Charlie: The digital realm is becoming less and less separate from the non-digital realm, the boundaries will merge more and more no matter how much better or worse the pandemic gets. I recently went to an RCA show and I can’t remember seeing a single piece that didn’t have a screen in it. I am more interested in thinking about how the digital realm is going to be creatively colonised: will it be by individuals with high ideas of how societies should be (same as any fervent coloniser) or will it be by facilitators, communities and collectives? I am interested in infiltrating the assumptions of these systems (which mirror all the biases and faults of non-digital systems) and creating an alternative space. In the Artesian Well Nightclub, our original art space, people felt there was that different atmosphere, one that encourages and supports instead of streamlining, individualising and commodifying. I hope there will be similar spaces in the growing digital world.

Viki: This might be a cliché, but the future of art is now digital, both in terms of art-making and consumption. We are living in a world full of uncertainties and for numerous organisations it is also a safer bet to remain online – a lot of energy and funds can go into planning in-person events that have to be cancelled last minute. It is really up to us to make the digital space as accepting, inclusive and approachable as we can. We have to be very mindful not to recreate the old systems that governed the art world, because we rarely get such a fresh start to do things differently. Unfortunately, NFTs, the current golden child of the digital art world, have not proven to be the “democratising” force as they first seemed to be, and a big reason for that is the focus on capitalising on art: selling, buying, and the power dynamics that come with it. At least for us at Wells, a way to combat this is to get rid of the idea of ownership in creative processes altogether (and to eliminate money-talk as much as we can!).

Besides the residency, what have you been working on lately?

We have a few projects on the go: we are making a limited run of T-shirts designed by artists who we have worked with in the past, this will raise money for the Maudsley Crisis Ward where one of the participating artists works. We have also developed a project called Wells Walks that provides weekly walks and toolkits curated by artists and support workers. These walks are designed to build an archive of participant-sourced material and provide non-medical, nature-based therapy for mental wellbeing. We are also cooking up an artist-led video series/moving image/cooking show extravaganza, think Fanny Craddock mixed with the Cremaster Cycle! All the while we are tentatively looking for a new space and have a pop-up exhibition series as part of the Westminster council’s Voids Activation programme. This will be a wild DIY programme of painters, dancers, set designers, drag acts and performances, called The Lost Nightclub as an homage to our first home, where Wells Projects was born. It will take place in August, so stay tuned!

And what have you got lined up for the future?

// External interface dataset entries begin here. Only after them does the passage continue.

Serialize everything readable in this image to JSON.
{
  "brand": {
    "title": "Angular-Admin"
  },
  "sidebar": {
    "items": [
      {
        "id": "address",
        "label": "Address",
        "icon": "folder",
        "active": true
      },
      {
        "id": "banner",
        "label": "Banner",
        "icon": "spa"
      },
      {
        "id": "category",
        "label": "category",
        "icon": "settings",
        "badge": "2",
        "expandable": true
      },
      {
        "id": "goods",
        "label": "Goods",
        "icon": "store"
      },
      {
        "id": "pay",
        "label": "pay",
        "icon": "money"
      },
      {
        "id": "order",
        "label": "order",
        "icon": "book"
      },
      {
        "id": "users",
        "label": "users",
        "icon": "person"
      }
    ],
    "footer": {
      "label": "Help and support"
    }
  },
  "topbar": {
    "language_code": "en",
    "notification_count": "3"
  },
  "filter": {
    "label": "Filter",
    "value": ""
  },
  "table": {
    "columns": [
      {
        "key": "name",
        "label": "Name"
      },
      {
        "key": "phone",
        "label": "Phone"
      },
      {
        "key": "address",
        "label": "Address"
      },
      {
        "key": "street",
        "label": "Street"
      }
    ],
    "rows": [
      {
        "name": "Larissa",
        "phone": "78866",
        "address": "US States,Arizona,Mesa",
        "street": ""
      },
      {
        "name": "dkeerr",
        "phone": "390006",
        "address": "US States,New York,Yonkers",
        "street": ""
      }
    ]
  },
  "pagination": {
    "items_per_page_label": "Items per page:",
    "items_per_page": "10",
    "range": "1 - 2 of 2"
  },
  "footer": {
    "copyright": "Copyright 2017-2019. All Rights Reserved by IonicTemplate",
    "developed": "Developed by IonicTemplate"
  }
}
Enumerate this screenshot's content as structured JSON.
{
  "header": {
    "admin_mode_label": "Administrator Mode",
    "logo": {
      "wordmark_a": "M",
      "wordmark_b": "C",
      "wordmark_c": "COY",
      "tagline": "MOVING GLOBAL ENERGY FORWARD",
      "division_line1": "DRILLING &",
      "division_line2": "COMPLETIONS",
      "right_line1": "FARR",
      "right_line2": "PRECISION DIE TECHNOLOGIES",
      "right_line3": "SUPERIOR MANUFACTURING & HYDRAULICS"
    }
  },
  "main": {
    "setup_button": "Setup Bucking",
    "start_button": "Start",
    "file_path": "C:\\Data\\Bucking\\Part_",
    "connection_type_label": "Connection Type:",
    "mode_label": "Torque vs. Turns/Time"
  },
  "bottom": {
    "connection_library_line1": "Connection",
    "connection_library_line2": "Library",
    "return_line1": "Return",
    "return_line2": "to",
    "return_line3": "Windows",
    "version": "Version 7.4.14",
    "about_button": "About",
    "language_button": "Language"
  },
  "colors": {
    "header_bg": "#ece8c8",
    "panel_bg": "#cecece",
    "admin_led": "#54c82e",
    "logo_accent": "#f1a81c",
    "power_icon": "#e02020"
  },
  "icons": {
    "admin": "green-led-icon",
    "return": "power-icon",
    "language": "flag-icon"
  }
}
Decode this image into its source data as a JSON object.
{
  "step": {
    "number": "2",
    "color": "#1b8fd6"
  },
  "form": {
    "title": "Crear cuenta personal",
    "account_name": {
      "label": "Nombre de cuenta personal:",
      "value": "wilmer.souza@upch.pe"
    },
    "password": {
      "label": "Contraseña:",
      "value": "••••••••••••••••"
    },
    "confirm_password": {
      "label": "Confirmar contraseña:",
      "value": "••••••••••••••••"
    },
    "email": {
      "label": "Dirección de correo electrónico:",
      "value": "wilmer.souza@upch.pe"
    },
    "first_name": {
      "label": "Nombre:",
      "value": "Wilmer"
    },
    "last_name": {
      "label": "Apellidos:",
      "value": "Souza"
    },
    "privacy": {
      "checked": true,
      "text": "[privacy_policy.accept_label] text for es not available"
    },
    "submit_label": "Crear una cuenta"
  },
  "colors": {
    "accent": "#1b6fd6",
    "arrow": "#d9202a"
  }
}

All our energies now are really going towards the Westminster project. The Lost Nightclub is a bit of a farewell to the Artesian Well where we spent our formative years, we will display a few salvaged bits and bobs from the building and try to encapsulate what the place was while it was allowed to exist (it has now been gutted and converted into flats). We will be extending the ethos of the space into the centre of London with a chaotic, camp, clumsy approach to making spectacles, including lots and lots of artists who are gonna make the month a totally unique and unpredictable experience! Keep an eye on @wellsprojects for updates.

Words and interview by Jacopo Nuvolari

©1883 Magazine